Can you describe the highlights of your aquaculture career to date?
My journey in aquaculture began in 2018, when I offered extension services to fish farmers in Kiambu, Kenya, while at university.
In 2019, I moved to Kisumu to work as a volunteer in the VicInAqua project. During this time, I gained practical skills in operating and maintaining advanced recirculating aquaculture systems (RAS) and water purification using a membrane bioreactor system (MBR). I also acquired advanced water quality monitoring skills through Oxyguard. As a volunteer, I managed the day-to-day activities at the VicInAqua hatchery. One of my key achievements during this time was bringing together unemployed graduates in aquaculture to form and then register the Victoria Aquaculture Youth Group. I was elected the group’s chairman, leading the group to secure job opportunities and set up seven new farms across four counties in Kenya.
Currently, I serve as the CEO of Aquaculture Barn Limited, and recently received the prestigious "Most Innovative Fish Farmer" award 2023 in Lattice Aquaculture’s best fish farmer competition – an event featuring over 600 farmers from across Kenya.

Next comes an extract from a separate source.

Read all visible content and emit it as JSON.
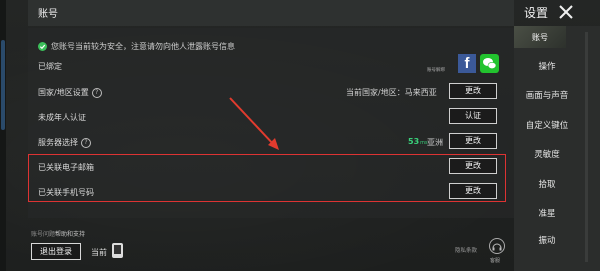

The award brings with it a great sense of pride and validation for the hard work and innovative approaches my team and I have taken to develop the local aquaculture industry.
As the winner, I will receive 1,000kg of quality fish feeds and get an opportunity to attend training at the Aquaculture Academy, which is known for its provision of best-in-the-region practical aquaculture training.
I also represented my company in the Vijana Na AgriBiz competition, where we emerged as the 2022 national winners.
In addition to my work, I have attended several workshops and conferences to stay up-to-date with the latest developments in the field. I am a certified trainer and have completed training as a community-based coach for the Farmer Field Schools – groups of 15 to 30 members, who farm in the same region. They meet regularly to share experiences. These meetings are often chaired by their coach, who is usually the most experienced farmer in the group.
Looking ahead, my goal is to continue promoting sustainable aquaculture practices and innovation in the industry while creating job opportunities for unemployed youth in the sector.
Can you provide some insights into operations at Aquaculture Barn?
Aquaculture Barn focuses on supporting the success and profitability of small- and medium-scale fish farmers in Kenya by providing high-quality fingerlings, innovative fish farming systems, and expert extension services. We specialise in supplying catfish and tilapia fingerlings to the market, with an average monthly supply of 30,000 tilapia and 10,000 catfish.
We use closed recirculating aquaculture systems and raised liner ponds for production to ensure that we maintain high-quality standards. We are proud to support young people in fish production, currently employing five females and four males.
We currently serve 368 customers in Kenya. Our customer base includes Nyanza, Western, Rift Valley, Central, and Coastal region counties. We have achieved this reach through our online presence, and the majority of our customers get to meet us online.
Other than providing juveniles for on-growing, what other services does the company provide?
We design and develop innovative fish farming systems and offer expert extension services to fish farmers on best aquaculture practices.
What does your own role for the company involve?
I serve as the CEO and my general role is to oversee the company’s day-to-day operations, develop and implement the company’s strategic plans, and ensure that the company’s overall vision and mission are achieved. Additionally, I am also at the forefront of securing strategic partnerships and creating networks to expand the company’s reach.
What are the main challenges facing the company?
- Finding suitable land for aquaculture to increase our production capacity.
- The high cost of commercial feeds. The feed prices are unstable and often move upwards, increasing production costs.
- Unavailability of local expertise to repair RAS equipment.
- Power failures sometimes result in huge losses.
- Difficulty in acquiring quality broodstock.
What are the wider challenges that the Kenyan aquaculture industry needs to overcome in order to achieve its full potential?
Most challenges in the aquaculture industry in Kenya are faced by small-scale fish farmers. Some of the key challenges they face include:
- Lack of supportive policies and regulation, especially in cage fish farming, to guide the sector’s development. This has continuously exposed aquaculture investors to losses and creates a cloud of uncertainty, hindering the growth of aquaculture.
- Access to finance is a major challenge for many small-scale fish farmers in Kenya, which limits their ability to invest in new aquaculture technologies and infrastructure.
- Poor infrastructure, such as roads, electricity, internet connection, and water around fish farming areas, especially in the lake and coastal regions, make it difficult for farmers to access input, transport their products to the market and to connect with their customers and suppliers.
- Unregulated prices of fish and fish products have exposed many fish farmers in Kenya to struggle to access local and international markets, limiting their ability to sell their products at profitable prices.
- Many small-scale farmers do not have access to the latest technologies and training to improve their productivity and profitability.
What would you like to be doing in 10 years’ time?
As the co-founder and CEO of Aquaculture Barn, I hope to expand the company’s operations and reach the East African region and beyond, establishing partnerships with other aquaculture companies and organisations.
I also hope to provide mentorship and support to more young people interested in pursuing careers in aquaculture and to have contributed to the development of the industry’s next generation of leaders.